[Excerpts from an interface dataset]
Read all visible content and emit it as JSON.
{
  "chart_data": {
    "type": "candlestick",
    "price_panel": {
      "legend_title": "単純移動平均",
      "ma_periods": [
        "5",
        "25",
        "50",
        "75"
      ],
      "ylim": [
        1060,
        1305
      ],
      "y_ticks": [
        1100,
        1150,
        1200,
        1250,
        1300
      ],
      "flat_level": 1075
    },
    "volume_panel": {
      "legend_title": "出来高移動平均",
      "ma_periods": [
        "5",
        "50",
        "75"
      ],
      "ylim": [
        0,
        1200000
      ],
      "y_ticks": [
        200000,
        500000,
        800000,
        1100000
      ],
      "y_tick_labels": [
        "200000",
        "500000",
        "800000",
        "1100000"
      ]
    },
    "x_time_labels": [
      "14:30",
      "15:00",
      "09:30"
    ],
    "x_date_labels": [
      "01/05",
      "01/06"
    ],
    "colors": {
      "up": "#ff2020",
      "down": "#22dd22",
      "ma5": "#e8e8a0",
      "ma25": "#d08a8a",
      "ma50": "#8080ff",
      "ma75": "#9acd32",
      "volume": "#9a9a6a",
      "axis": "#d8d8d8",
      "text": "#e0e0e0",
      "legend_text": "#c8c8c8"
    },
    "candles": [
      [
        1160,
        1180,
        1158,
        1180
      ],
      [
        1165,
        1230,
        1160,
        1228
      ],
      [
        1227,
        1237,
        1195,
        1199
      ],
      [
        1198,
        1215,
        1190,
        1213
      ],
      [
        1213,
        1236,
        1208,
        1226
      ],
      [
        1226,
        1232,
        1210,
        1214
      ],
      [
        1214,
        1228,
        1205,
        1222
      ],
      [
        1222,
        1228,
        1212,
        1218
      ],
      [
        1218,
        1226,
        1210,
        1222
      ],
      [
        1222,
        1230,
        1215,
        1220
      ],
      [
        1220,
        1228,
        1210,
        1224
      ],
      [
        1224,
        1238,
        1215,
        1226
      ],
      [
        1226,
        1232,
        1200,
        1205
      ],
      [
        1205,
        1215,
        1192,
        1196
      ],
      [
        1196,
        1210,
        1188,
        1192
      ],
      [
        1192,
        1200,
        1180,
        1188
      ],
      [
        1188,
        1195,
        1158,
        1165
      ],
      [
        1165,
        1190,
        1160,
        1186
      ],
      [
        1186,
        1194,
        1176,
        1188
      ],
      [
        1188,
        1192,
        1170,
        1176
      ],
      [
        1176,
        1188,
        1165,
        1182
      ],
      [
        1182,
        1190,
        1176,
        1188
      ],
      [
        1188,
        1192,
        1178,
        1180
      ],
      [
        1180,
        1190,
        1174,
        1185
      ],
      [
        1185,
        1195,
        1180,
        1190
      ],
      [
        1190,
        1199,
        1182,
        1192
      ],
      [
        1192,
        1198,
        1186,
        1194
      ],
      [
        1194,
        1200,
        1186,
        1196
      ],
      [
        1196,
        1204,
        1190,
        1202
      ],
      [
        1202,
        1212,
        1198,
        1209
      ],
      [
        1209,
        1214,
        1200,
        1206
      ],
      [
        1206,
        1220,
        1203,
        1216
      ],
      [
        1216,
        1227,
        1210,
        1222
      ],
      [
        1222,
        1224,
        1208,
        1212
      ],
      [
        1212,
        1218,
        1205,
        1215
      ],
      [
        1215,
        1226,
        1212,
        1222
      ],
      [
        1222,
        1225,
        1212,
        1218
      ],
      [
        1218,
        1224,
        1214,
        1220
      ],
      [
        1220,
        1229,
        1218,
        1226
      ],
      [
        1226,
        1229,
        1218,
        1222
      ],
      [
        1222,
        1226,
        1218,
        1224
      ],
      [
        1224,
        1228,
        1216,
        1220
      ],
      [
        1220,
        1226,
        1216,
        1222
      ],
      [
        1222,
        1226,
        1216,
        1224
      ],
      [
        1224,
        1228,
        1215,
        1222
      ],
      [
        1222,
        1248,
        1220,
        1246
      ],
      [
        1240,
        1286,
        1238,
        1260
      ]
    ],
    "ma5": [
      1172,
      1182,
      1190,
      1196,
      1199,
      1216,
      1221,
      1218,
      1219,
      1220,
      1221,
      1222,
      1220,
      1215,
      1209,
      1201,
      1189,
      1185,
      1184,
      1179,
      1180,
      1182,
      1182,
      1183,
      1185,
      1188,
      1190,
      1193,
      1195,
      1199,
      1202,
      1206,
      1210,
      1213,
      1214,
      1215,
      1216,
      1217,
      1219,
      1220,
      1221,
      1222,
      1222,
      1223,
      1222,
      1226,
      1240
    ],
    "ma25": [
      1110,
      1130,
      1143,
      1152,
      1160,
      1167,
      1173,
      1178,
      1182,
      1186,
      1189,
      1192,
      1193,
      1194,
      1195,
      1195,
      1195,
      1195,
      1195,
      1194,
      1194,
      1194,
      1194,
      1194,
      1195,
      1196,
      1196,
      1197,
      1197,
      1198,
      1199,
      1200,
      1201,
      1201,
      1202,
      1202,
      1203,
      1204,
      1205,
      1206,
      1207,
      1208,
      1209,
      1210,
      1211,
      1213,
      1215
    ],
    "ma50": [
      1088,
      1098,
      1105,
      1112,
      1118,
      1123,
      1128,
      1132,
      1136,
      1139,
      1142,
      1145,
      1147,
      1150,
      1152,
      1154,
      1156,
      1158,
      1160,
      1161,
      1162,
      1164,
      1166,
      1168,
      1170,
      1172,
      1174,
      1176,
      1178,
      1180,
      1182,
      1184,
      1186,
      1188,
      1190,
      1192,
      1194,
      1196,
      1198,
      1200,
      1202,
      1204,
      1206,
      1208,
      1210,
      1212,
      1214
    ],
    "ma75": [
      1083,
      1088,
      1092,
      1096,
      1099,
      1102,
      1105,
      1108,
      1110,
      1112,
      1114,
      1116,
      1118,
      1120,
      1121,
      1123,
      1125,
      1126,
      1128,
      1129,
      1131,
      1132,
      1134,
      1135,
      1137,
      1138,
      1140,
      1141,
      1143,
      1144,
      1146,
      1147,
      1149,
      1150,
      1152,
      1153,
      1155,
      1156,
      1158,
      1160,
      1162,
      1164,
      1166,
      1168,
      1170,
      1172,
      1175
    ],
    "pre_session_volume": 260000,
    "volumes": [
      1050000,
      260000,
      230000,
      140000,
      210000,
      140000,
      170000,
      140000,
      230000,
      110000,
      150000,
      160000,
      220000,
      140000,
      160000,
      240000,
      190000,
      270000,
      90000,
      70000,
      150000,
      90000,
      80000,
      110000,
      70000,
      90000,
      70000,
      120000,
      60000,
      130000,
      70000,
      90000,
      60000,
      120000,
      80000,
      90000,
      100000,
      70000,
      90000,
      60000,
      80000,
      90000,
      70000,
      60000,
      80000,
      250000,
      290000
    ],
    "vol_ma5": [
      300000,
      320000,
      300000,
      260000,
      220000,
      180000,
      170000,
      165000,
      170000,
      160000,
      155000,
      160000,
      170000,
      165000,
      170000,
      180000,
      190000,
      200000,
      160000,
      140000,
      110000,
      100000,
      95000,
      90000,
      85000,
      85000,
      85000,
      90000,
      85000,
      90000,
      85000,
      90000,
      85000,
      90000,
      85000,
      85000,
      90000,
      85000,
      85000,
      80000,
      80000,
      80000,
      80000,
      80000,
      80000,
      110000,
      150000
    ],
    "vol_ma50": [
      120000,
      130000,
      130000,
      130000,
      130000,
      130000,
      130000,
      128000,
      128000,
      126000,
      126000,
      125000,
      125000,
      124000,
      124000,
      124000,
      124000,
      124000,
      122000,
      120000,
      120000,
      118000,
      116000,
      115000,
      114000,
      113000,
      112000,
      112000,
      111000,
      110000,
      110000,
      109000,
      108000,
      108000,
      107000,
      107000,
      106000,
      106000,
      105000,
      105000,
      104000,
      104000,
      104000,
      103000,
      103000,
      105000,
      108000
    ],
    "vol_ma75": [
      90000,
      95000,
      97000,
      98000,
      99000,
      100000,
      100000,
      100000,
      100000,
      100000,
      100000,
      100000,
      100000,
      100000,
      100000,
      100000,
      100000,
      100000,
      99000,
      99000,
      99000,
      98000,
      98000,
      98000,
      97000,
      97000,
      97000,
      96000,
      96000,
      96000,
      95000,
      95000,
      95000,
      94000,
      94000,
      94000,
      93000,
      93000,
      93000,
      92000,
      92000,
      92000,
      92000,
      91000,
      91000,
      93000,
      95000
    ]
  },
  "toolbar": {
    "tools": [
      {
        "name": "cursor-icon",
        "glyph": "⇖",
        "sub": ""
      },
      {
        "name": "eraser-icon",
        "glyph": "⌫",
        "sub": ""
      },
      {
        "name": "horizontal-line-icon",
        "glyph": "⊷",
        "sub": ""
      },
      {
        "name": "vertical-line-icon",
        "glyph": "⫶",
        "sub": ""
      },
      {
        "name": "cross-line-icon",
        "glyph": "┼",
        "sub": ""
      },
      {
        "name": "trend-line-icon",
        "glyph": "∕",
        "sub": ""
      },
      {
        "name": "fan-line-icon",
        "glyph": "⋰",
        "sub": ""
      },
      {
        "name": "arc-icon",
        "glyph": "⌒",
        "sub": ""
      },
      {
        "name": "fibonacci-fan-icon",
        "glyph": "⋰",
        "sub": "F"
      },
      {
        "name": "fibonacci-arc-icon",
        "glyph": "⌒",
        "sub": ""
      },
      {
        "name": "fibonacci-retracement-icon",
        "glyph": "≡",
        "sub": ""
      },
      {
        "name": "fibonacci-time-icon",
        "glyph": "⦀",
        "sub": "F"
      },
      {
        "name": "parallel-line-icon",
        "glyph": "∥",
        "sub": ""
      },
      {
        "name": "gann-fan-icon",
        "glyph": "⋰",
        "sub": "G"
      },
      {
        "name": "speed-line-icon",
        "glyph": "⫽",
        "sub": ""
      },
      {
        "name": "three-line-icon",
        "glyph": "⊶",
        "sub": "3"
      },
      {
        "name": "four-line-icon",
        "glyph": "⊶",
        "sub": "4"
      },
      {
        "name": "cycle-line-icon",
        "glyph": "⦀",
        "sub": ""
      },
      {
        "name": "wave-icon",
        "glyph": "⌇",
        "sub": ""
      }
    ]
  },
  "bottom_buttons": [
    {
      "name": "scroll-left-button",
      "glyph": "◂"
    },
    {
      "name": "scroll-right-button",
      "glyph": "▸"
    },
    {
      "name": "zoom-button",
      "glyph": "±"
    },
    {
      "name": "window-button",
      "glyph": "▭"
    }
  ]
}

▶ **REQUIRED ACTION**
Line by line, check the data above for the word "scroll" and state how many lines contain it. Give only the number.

▶ **RESPONSE TO THE EXERCISE**
2